Below are the program cost breakdowns for the upcoming year:
|Room and Board:||$1,100|
|Room and Board:||$2,200|
Academic Year 2016-17
|Room and Board:||$4,900|
|Room and Board:||$2,200|
Items not included in the program cost (per semester):
- International airfare: estimated at $2,000 roundtrip
- Books and supplies: $150
- Local transportation: $200
- Meals (lunches) not included in the board cost: $300
Before leaving the U.S., program participants attend a mandatory orientation program at the American Councils Washington, D.C. office. Orientation sessions address health and safety, Eurasian academic culture, host-family life, culture shock and strategies to maximize language gain. Participants also have a chance to meet and get to know fellow participants. Lodging and meals are provided.
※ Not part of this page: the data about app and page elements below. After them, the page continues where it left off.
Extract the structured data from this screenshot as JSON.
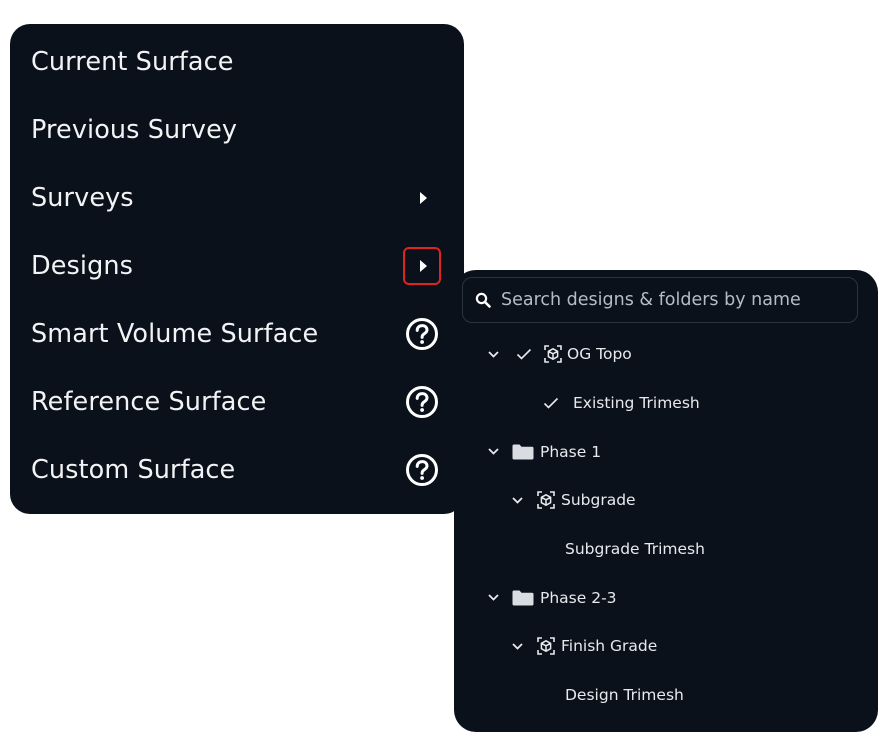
{
  "menu": {
    "items": [
      {
        "label": "Current Surface",
        "trailing": ""
      },
      {
        "label": "Previous Survey",
        "trailing": ""
      },
      {
        "label": "Surveys",
        "trailing": "caret-right-icon"
      },
      {
        "label": "Designs",
        "trailing": "caret-right-icon"
      },
      {
        "label": "Smart Volume Surface",
        "trailing": "help-circle-icon"
      },
      {
        "label": "Reference Surface",
        "trailing": "help-circle-icon"
      },
      {
        "label": "Custom Surface",
        "trailing": "help-circle-icon"
      }
    ],
    "highlight_color": "#e0241d"
  },
  "designs_panel": {
    "search": {
      "placeholder": "Search designs & folders by name",
      "value": ""
    },
    "tree": [
      {
        "label": "OG Topo",
        "type": "design",
        "expanded": true,
        "checked": true
      },
      {
        "label": "Existing Trimesh",
        "type": "surface",
        "checked": true
      },
      {
        "label": "Phase 1",
        "type": "folder",
        "expanded": true
      },
      {
        "label": "Subgrade",
        "type": "design",
        "expanded": true
      },
      {
        "label": "Subgrade Trimesh",
        "type": "surface"
      },
      {
        "label": "Phase 2-3",
        "type": "folder",
        "expanded": true
      },
      {
        "label": "Finish Grade",
        "type": "design",
        "expanded": true
      },
      {
        "label": "Design Trimesh",
        "type": "surface"
      }
    ]
  },
  "colors": {
    "panel_bg": "#0b111b",
    "text": "#f2f3f5",
    "folder": "#d9dce1"
  }
}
The local American Councils office, employing both expatriates and host-country nationals, arrange the academic program, cultural excursions, housing, in-country orientation, and medical care. American Councils regional staff also provide ongoing logistical support, including an emergency contact person who is available at all times for participants. During the pre-departure orientation, participants receive a wallet-sized card listing field office contact information as well as other important phone numbers.
During the program, the Outbound Office in Washington, D.C. stays in close contact via email and telephone with all regional offices hosting study abroad participants. Outbound staff also perform regular site visits to meet with American Councils program participants in the field.
Insurance and Medical Facilities
Today, western-style clinics operate in most major cities of Eurasia, and American Councils overseas staff are available at all times to assist participants in receiving the best medical care available. All participants are automatically enrolled in a Cultural Insurance Services International plan that provides medical coverage of up to $250,000 per accident or illness. The CISI plan also provides full coverage for emergency medical evacuation.
All participants are provided with a single-entry visa to the host-country (if applicable) for the duration of the academic program. It is the student's responsibility to obtain any other visas required by their individual itineraries.
Visa application information and forms are provided upon acceptance to the program.